I guess, in this case, I am choosing the lesser of two evils in that I would rather see the modern amenities attached to areas of the site and have the privilege of walking through the Fort then if I had just had to stand behind a barrier and admire the Fort from afar. But I feel that this discussion should be case by case, as some sites may NEED restrictive/no access from tourists in order to successfully preserve and sustain the site, while other sites are informative and provide crucial knowledge and understanding, THROUGH its interactive nature.
A side note relating to tourism again, for a tourist, it was so confusing reading the interpretive signage that was available at the site as it seemed out of order.
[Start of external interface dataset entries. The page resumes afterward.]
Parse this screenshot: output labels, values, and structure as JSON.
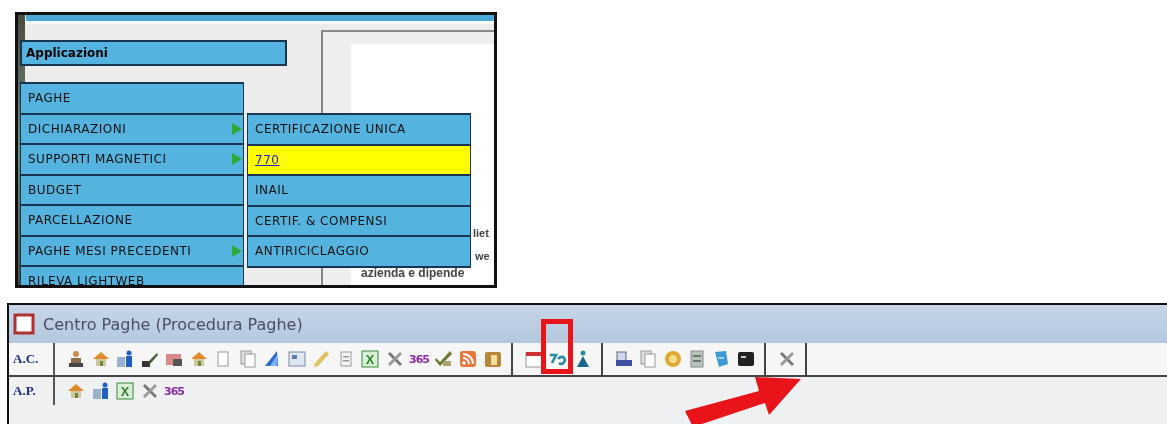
{
  "menu_screenshot": {
    "header": "Applicazioni",
    "menu": [
      {
        "label": "PAGHE",
        "has_submenu": false
      },
      {
        "label": "DICHIARAZIONI",
        "has_submenu": true
      },
      {
        "label": "SUPPORTI MAGNETICI",
        "has_submenu": true
      },
      {
        "label": "BUDGET",
        "has_submenu": false
      },
      {
        "label": "PARCELLAZIONE",
        "has_submenu": false
      },
      {
        "label": "PAGHE MESI PRECEDENTI",
        "has_submenu": true
      },
      {
        "label": "RILEVA LIGHTWEB",
        "has_submenu": false
      }
    ],
    "submenu": [
      {
        "label": "CERTIFICAZIONE UNICA",
        "selected": false
      },
      {
        "label": "770",
        "selected": true
      },
      {
        "label": "INAIL",
        "selected": false
      },
      {
        "label": "CERTIF. & COMPENSI",
        "selected": false
      },
      {
        "label": "ANTIRICICLAGGIO",
        "selected": false
      }
    ],
    "page_fragments": [
      "liet",
      "we",
      "azienda e dipende"
    ]
  },
  "toolbar_screenshot": {
    "title": "Centro Paghe (Procedura Paghe)",
    "toolbars": [
      {
        "label": "A.C.",
        "groups": [
          [
            {
              "kind": "people",
              "highlighted": false
            },
            {
              "kind": "house",
              "highlighted": false
            },
            {
              "kind": "building",
              "highlighted": false
            },
            {
              "kind": "pen",
              "highlighted": false
            },
            {
              "kind": "card",
              "highlighted": false
            },
            {
              "kind": "house",
              "highlighted": false
            },
            {
              "kind": "page",
              "highlighted": false
            },
            {
              "kind": "pages",
              "highlighted": false
            },
            {
              "kind": "sail",
              "highlighted": false
            },
            {
              "kind": "image",
              "highlighted": false
            },
            {
              "kind": "pencil",
              "highlighted": false
            },
            {
              "kind": "document",
              "highlighted": false
            },
            {
              "kind": "spreadsheet",
              "highlighted": false
            },
            {
              "kind": "tools",
              "highlighted": false
            },
            {
              "kind": "text",
              "label": "365",
              "highlighted": false
            },
            {
              "kind": "check",
              "highlighted": false
            },
            {
              "kind": "rss",
              "highlighted": false
            },
            {
              "kind": "box",
              "highlighted": false
            }
          ],
          [
            {
              "kind": "calendar",
              "highlighted": false
            },
            {
              "kind": "wave",
              "highlighted": true
            },
            {
              "kind": "figure",
              "highlighted": false
            }
          ],
          [
            {
              "kind": "scanner",
              "highlighted": false
            },
            {
              "kind": "pages",
              "highlighted": false
            },
            {
              "kind": "gear",
              "highlighted": false
            },
            {
              "kind": "list",
              "highlighted": false
            },
            {
              "kind": "book",
              "highlighted": false
            },
            {
              "kind": "terminal",
              "highlighted": false
            }
          ],
          [
            {
              "kind": "tools",
              "highlighted": false
            }
          ]
        ]
      },
      {
        "label": "A.P.",
        "groups": [
          [
            {
              "kind": "house",
              "highlighted": false
            },
            {
              "kind": "building",
              "highlighted": false
            },
            {
              "kind": "spreadsheet",
              "highlighted": false
            },
            {
              "kind": "tools",
              "highlighted": false
            },
            {
              "kind": "text",
              "label": "365",
              "highlighted": false
            }
          ]
        ]
      }
    ]
  }
}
But Manu (another delegate) suggested it may have been an issue of perspective/worldview. Light bulb. This made sense.
So, there is only one entrance to the higher levels of the Fort, where the interpretative signage is. As you come through this entrance/walkway, the signs are all on your left, curving around slightly. So, from a Western worldview, we read from left to right. While in Bahrain, like Japanese culture, they read from right to left. This was why the order seemed confusing to me as the sign furthest to the left described the Fort in relation to the AD time period while the sign furthest to the right described its present status with UNESCO World Heritage and then worked backwards from 2200 BC (the time periods should also have been a clear indication that I was reading it in the wrong order – duh!). This may or may not have been the reasoning for why the signage was displayed in this way, but I think that Manu’s suggestion was correct. This small experience showed me that even though I am in a completely different country with different values, views and culture, I had brought my own worldview and was trying to impose it onto this experience. Learning from my ignorance, I will remember that I am in Bahrain where a Bahraini worldview should be adapted, as I try to navigate other experiences I intend to have.
All posts by Institute delegates reflect their own thoughts, opinions and experiences.